Laparoscopic Sleeve gastrectomy as a stand-alone procedure has since grown throughout the world and has been verifed by the First and Second International Consensus Summit for Sleeve Gastrectomy in 2007 and 2009, respectively, as a safe and feasible bariatric procedure. It is a restrictive procedure, but with the removal of the fundus of the stomach, it reduces the volume of the glands that produce ghrelin and thus also functions as an appetite suppressor.
Some of the advantages of LSG include its technical simplicity, the satisfying restrictive result, and the low incidence or absence of complications such as anastomotic stricture and marginal ulceration, internal herniation, dumping symptoms, slippage, and erosioon seen in ohter well-established procedures. Various authors throughout the world have published effective results with LSG as a definitive bariatric procedure. In an expert review published by Abu-Jaish et al., authors mentioned that despite a wide range of average excess weight loss(EWL) between 33% and 83%, LSG might be as effective as traditional weight loss surgeries that commonly attain an average EWL of 60 to 85% one year after surgery.*
Not only is the excessive weight loss after LSG sufficient and lasting in many patients, but there are no necessary anastomoses, the remaining stomach is still approachable for endoscopy, and postoperative supplementation of vitamins and micronutrients is rarely required.*
However, LSG has a specific morbidity pattern in which gastric staple line leak is the main complication. Although gastric leak after LSG occurs in less than 5% of patients, it significantly increases the hospidal length of stay and can be lifethreatening.
Gastric Sleeve Surgery may not be an option for peole, who have significant issues with a hiatus hernia or a history of severe gastroesophageal reflux disease. This is because once the gastric sleeve procedures is perfomed, further gastric reflux surgery generally cannot be done.

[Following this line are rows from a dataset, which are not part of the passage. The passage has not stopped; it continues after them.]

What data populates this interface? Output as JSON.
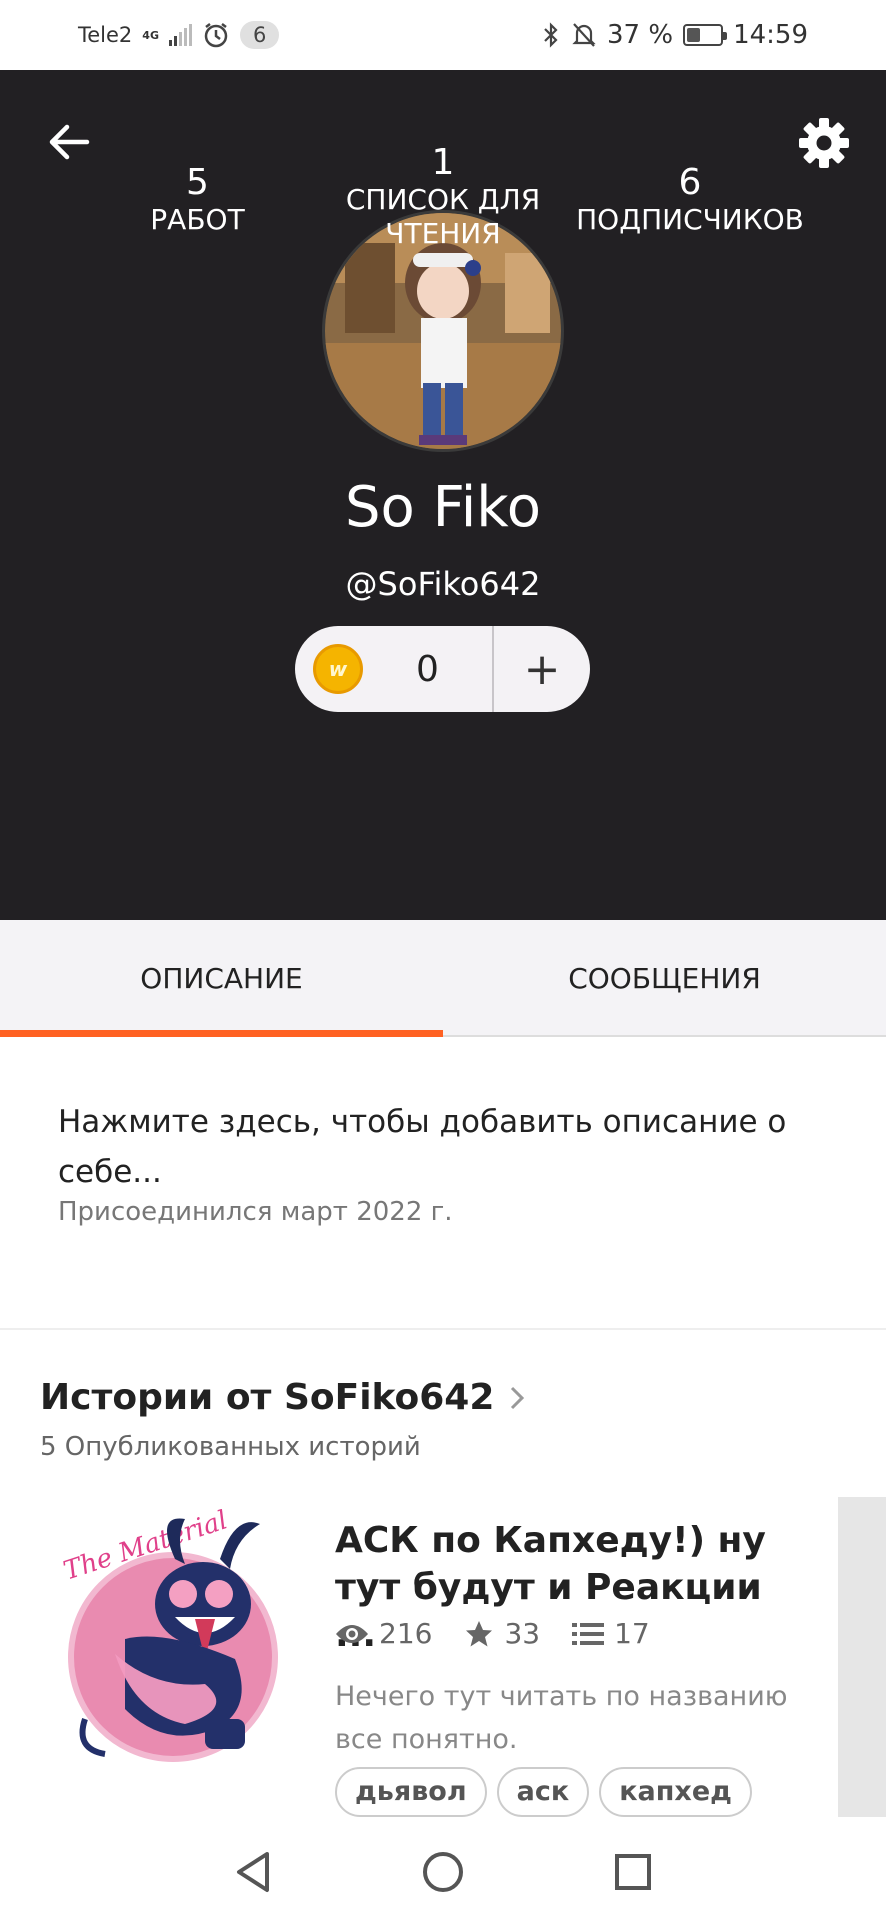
{
  "status_bar": {
    "carrier": "Tele2",
    "network": "4G",
    "notification_count": "6",
    "battery": "37 %",
    "time": "14:59",
    "icons": [
      "signal-icon",
      "alarm-icon",
      "bluetooth-icon",
      "mute-icon",
      "battery-icon"
    ]
  },
  "header": {
    "back_icon": "arrow-left-icon",
    "settings_icon": "gear-icon",
    "display_name": "So Fiko",
    "username": "@SoFiko642",
    "coins": {
      "count": "0",
      "add_label": "+"
    },
    "stats": {
      "works_count": "5",
      "works_label": "РАБОТ",
      "reading_count": "1",
      "reading_label_1": "СПИСОК ДЛЯ",
      "reading_label_2": "ЧТЕНИЯ",
      "followers_count": "6",
      "followers_label": "ПОДПИСЧИКОВ"
    }
  },
  "tabs": [
    {
      "label": "ОПИСАНИЕ",
      "active": true
    },
    {
      "label": "СООБЩЕНИЯ",
      "active": false
    }
  ],
  "about": {
    "prompt": "Нажмите здесь, чтобы добавить описание о себе...",
    "joined": "Присоединился март 2022 г."
  },
  "stories": {
    "title": "Истории от SoFiko642",
    "subtitle": "5 Опубликованных историй",
    "items": [
      {
        "title": "АСК по Капхеду!) ну тут будут и Реакции ...",
        "views": "216",
        "votes": "33",
        "parts": "17",
        "description": "Нечего тут читать по названию все понятно.",
        "tags": [
          "дьявол",
          "аск",
          "капхед"
        ]
      }
    ]
  },
  "colors": {
    "header_bg": "#222023",
    "accent": "#ff6122",
    "coin": "#f5b400"
  }
}
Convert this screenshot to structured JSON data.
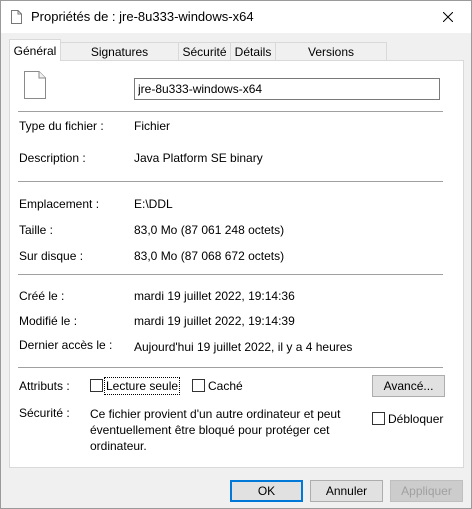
{
  "window": {
    "title": "Propriétés de : jre-8u333-windows-x64",
    "close_icon": "close-icon"
  },
  "tabs": [
    {
      "label": "Général",
      "active": true
    },
    {
      "label": "Signatures numériques",
      "active": false
    },
    {
      "label": "Sécurité",
      "active": false
    },
    {
      "label": "Détails",
      "active": false
    },
    {
      "label": "Versions précédentes",
      "active": false
    }
  ],
  "general": {
    "file_name": "jre-8u333-windows-x64",
    "type_label": "Type du fichier :",
    "type_value": "Fichier",
    "description_label": "Description :",
    "description_value": "Java Platform SE binary",
    "location_label": "Emplacement :",
    "location_value": "E:\\DDL",
    "size_label": "Taille :",
    "size_value": "83,0 Mo (87 061 248 octets)",
    "disk_label": "Sur disque :",
    "disk_value": "83,0 Mo (87 068 672 octets)",
    "created_label": "Créé le :",
    "created_value": "mardi 19 juillet 2022, 19:14:36",
    "modified_label": "Modifié le :",
    "modified_value": "mardi 19 juillet 2022, 19:14:39",
    "accessed_label": "Dernier accès le :",
    "accessed_value": "Aujourd'hui 19 juillet 2022, il y a 4 heures",
    "attributes_label": "Attributs :",
    "readonly_label": "Lecture seule",
    "readonly_checked": false,
    "hidden_label": "Caché",
    "hidden_checked": false,
    "advanced_button": "Avancé...",
    "security_label": "Sécurité :",
    "security_text": "Ce fichier provient d'un autre ordinateur et peut éventuellement être bloqué pour protéger cet ordinateur.",
    "unblock_label": "Débloquer",
    "unblock_checked": false
  },
  "buttons": {
    "ok": "OK",
    "cancel": "Annuler",
    "apply": "Appliquer"
  },
  "colors": {
    "accent": "#0078d7"
  }
}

(c) Dr. Rein Adamson
* The examples given in the text are general and may vary in individual patients. For the most accurate information, please contact with doctor.